Do you have any nominations for next year’s ceremony? Or maybe you’re like Lou, who’s been making up names of his own while I’ve been writing this. He likes: The Rockford Files, the St. Paul Epistle, the Ledger Demoines, (yeah, it takes awhile and isn’t that great,) The Lincoln Log and the Aspen Tablet. Send them this way, and we’ll read all about them.

7 Comments

Filed under Collections, Free, HeeHee, History, How Cool is That?, Library Card

Apron of the Day: Gammy’s Garden

I’m easing back into the blogosphere with an easy post — my newest Apron of the Day. I’ve been neglecting my apron industry as well — among the mishaps of the the Week from Hell was a close encounter between the big toe of my sewing foot and a full bag of ice.

I’m  calling this Farm Kitchen apron “Gammy’s Garden” because my grandmother, among many things, was the doyenne of a working farm. These pretty prints remind me of her old-fashioned flower garden.

 

 

 

 

 

 

 

 

 

 

Here’s the fabric close-up — I knew I’d find just the right place to use those two old daisy buttons.

 

 

 

 

 

 

 

 

 

 

 

 

 

 

 

 

 

 

 

 

Oh, how I wish I’d bought a few more yards of this fabric! He’s pretty in pink, no?

 

 

 

 

 

 

 

 

 

 

So, en avant! No more sulking, limping and having my heart broken by a couple of tennis players.

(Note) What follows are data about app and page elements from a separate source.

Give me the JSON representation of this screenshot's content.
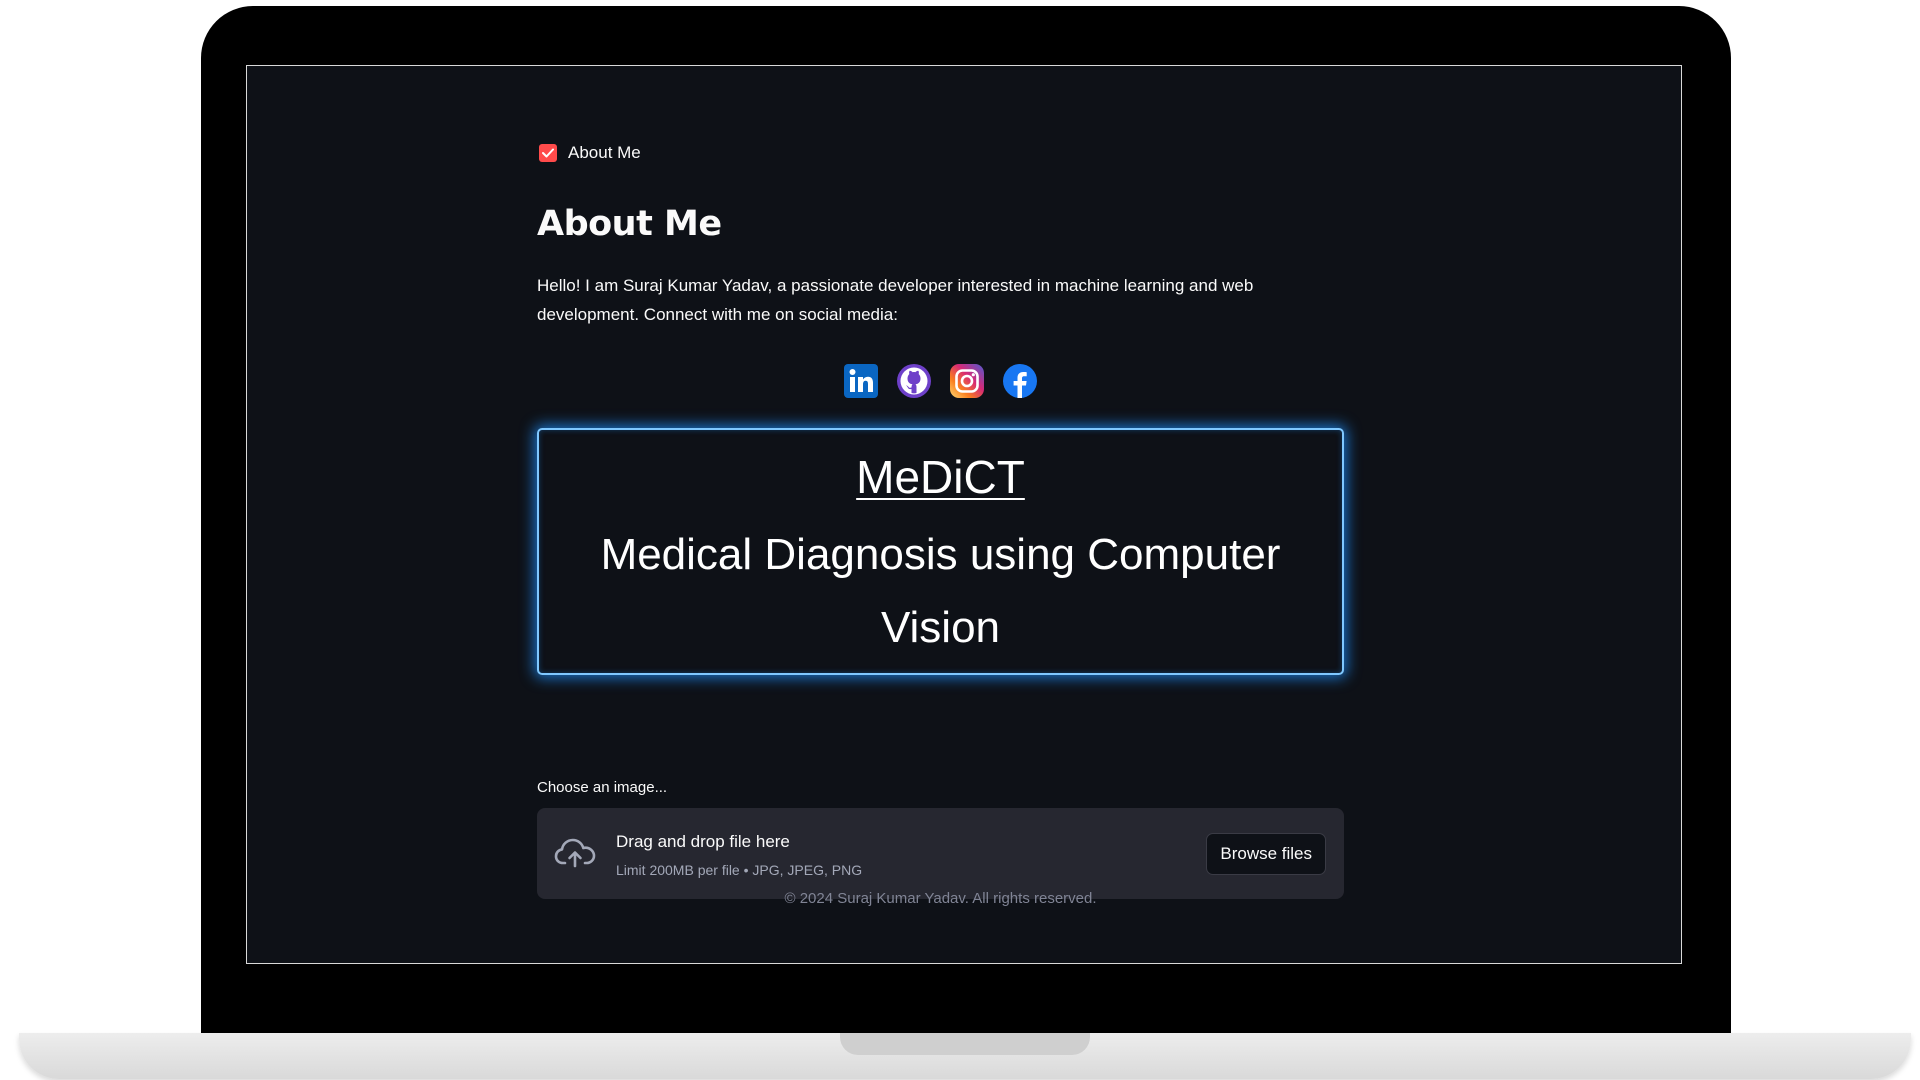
{
  "checkbox": {
    "label": "About Me",
    "checked": true,
    "color": "#ff4b4b"
  },
  "about": {
    "title": "About Me",
    "intro": "Hello! I am Suraj Kumar Yadav, a passionate developer interested in machine learning and web development. Connect with me on social media:"
  },
  "social": [
    {
      "icon": "linkedin-icon",
      "color": "#0a66c2"
    },
    {
      "icon": "github-icon",
      "color": "#6e40c9"
    },
    {
      "icon": "instagram-icon",
      "color": "#e1306c"
    },
    {
      "icon": "facebook-icon",
      "color": "#1877f2"
    }
  ],
  "hero": {
    "title": "MeDiCT",
    "subtitle": "Medical Diagnosis using Computer Vision",
    "glow_color": "#1e90ff"
  },
  "uploader": {
    "label": "Choose an image...",
    "drop_title": "Drag and drop file here",
    "limit": "Limit 200MB per file • JPG, JPEG, PNG",
    "browse_label": "Browse files",
    "icon": "upload-cloud-icon"
  },
  "footer": {
    "text": "© 2024 Suraj Kumar Yadav. All rights reserved."
  },
  "theme": {
    "background": "#0e1117",
    "dropzone": "#262730",
    "text": "#fafafa"
  }
}
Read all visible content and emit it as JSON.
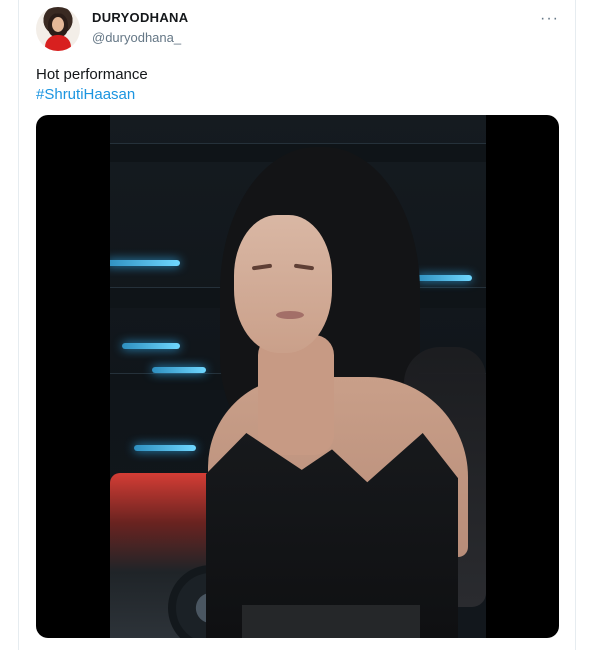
{
  "tweet": {
    "display_name": "DURYODHANA",
    "handle": "@duryodhana_",
    "text": "Hot performance",
    "hashtag": "#ShrutiHaasan",
    "more_label": "···"
  },
  "icons": {
    "more": "more-icon",
    "avatar": "avatar-image"
  }
}
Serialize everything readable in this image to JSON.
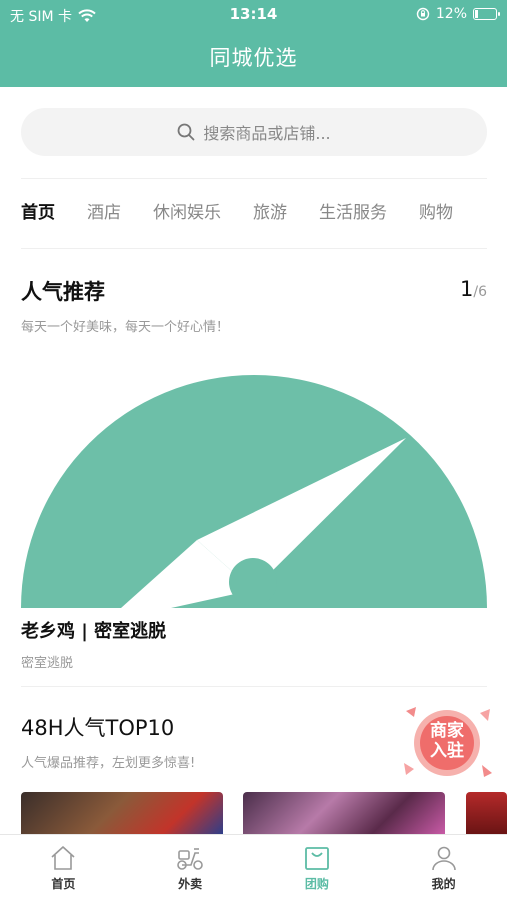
{
  "status_bar": {
    "carrier": "无 SIM 卡",
    "time": "13:14",
    "battery": "12%"
  },
  "nav": {
    "title": "同城优选"
  },
  "search": {
    "placeholder": "搜索商品或店铺..."
  },
  "categories": [
    {
      "label": "首页",
      "active": true
    },
    {
      "label": "酒店",
      "active": false
    },
    {
      "label": "休闲娱乐",
      "active": false
    },
    {
      "label": "旅游",
      "active": false
    },
    {
      "label": "生活服务",
      "active": false
    },
    {
      "label": "购物",
      "active": false
    }
  ],
  "popular": {
    "title": "人气推荐",
    "subtitle": "每天一个好美味，每天一个好心情！",
    "page_current": "1",
    "page_total": "/6",
    "item_title": "老乡鸡 | 密室逃脱",
    "item_subtitle": "密室逃脱",
    "banner_color": "#6dbfa8"
  },
  "top10": {
    "title": "48H人气TOP10",
    "subtitle": "人气爆品推荐，左划更多惊喜!"
  },
  "merchant_badge": {
    "line1": "商家",
    "line2": "入驻"
  },
  "tabbar": [
    {
      "label": "首页",
      "icon": "home-icon",
      "active": false
    },
    {
      "label": "外卖",
      "icon": "scooter-icon",
      "active": false
    },
    {
      "label": "团购",
      "icon": "bag-icon",
      "active": true
    },
    {
      "label": "我的",
      "icon": "user-icon",
      "active": false
    }
  ],
  "colors": {
    "accent": "#5cbca5"
  }
}
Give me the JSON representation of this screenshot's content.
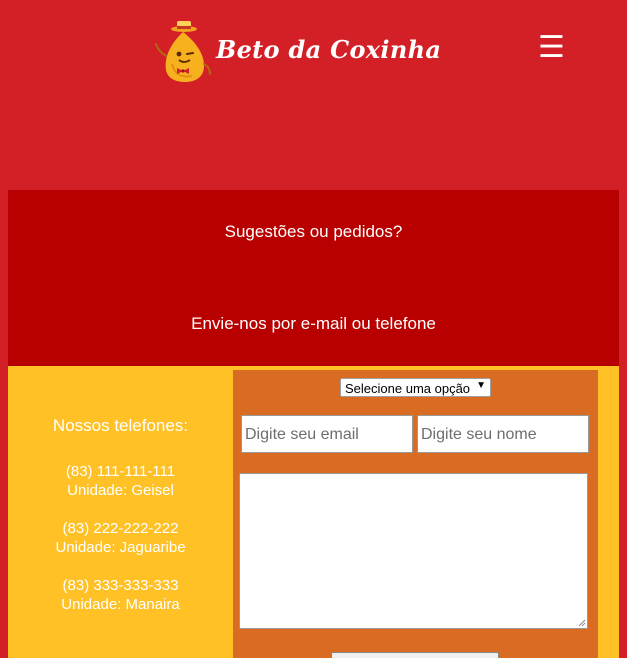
{
  "header": {
    "logo_text": "Beto da Coxinha",
    "menu_icon": "☰"
  },
  "banner": {
    "line1": "Sugestões ou pedidos?",
    "line2": "Envie-nos por e-mail ou telefone"
  },
  "phones": {
    "title": "Nossos telefones:",
    "items": [
      {
        "number": "(83) 111-111-111",
        "unit": "Unidade: Geisel"
      },
      {
        "number": "(83) 222-222-222",
        "unit": "Unidade: Jaguaribe"
      },
      {
        "number": "(83) 333-333-333",
        "unit": "Unidade: Manaira"
      }
    ]
  },
  "form": {
    "select_label": "Selecione uma opção",
    "email_placeholder": "Digite seu email",
    "name_placeholder": "Digite seu nome"
  },
  "colors": {
    "header_red": "#d32027",
    "band_red": "#b80000",
    "contact_yellow": "#ffc125",
    "form_orange": "#d96b22"
  }
}
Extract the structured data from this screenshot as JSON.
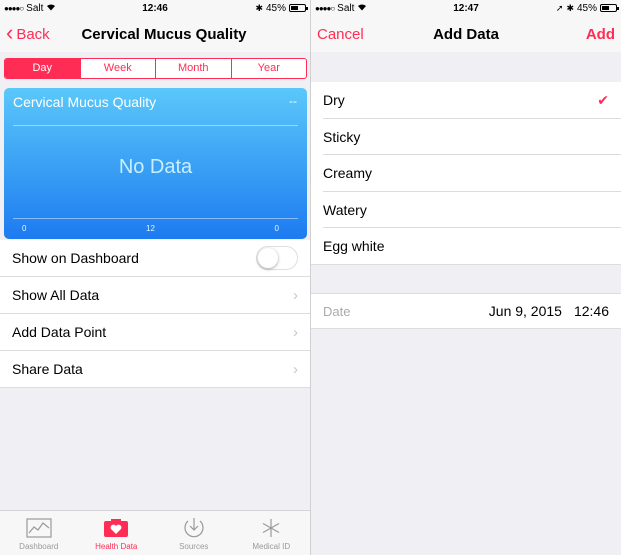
{
  "left": {
    "status": {
      "carrier": "Salt",
      "time": "12:46",
      "battery": "45%",
      "battery_level": 0.45
    },
    "nav": {
      "back": "Back",
      "title": "Cervical Mucus Quality"
    },
    "segments": [
      "Day",
      "Week",
      "Month",
      "Year"
    ],
    "active_segment": "Day",
    "chart": {
      "title": "Cervical Mucus Quality",
      "dash": "--",
      "no_data": "No Data",
      "axis_left": "0",
      "axis_mid": "12",
      "axis_right": "0"
    },
    "rows": [
      {
        "label": "Show on Dashboard",
        "toggle": false
      },
      {
        "label": "Show All Data"
      },
      {
        "label": "Add Data Point"
      },
      {
        "label": "Share Data"
      }
    ],
    "tabs": [
      {
        "label": "Dashboard",
        "icon": "dashboard-icon"
      },
      {
        "label": "Health Data",
        "icon": "health-data-icon",
        "active": true
      },
      {
        "label": "Sources",
        "icon": "sources-icon"
      },
      {
        "label": "Medical ID",
        "icon": "medical-id-icon"
      }
    ]
  },
  "right": {
    "status": {
      "carrier": "Salt",
      "time": "12:47",
      "battery": "45%",
      "battery_level": 0.45
    },
    "nav": {
      "cancel": "Cancel",
      "title": "Add Data",
      "add": "Add"
    },
    "options": [
      {
        "label": "Dry",
        "selected": true
      },
      {
        "label": "Sticky"
      },
      {
        "label": "Creamy"
      },
      {
        "label": "Watery"
      },
      {
        "label": "Egg white"
      }
    ],
    "date": {
      "label": "Date",
      "date": "Jun 9, 2015",
      "time": "12:46"
    }
  },
  "colors": {
    "accent": "#ff2d55",
    "chart_top": "#5ac8fa",
    "chart_bottom": "#1d7bf0"
  }
}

3 Comments

Filed under A yard of fabric, Apron of the Day, Cheap and Cheerful Object of the Day, Hunks, Sewing, Worth it anyway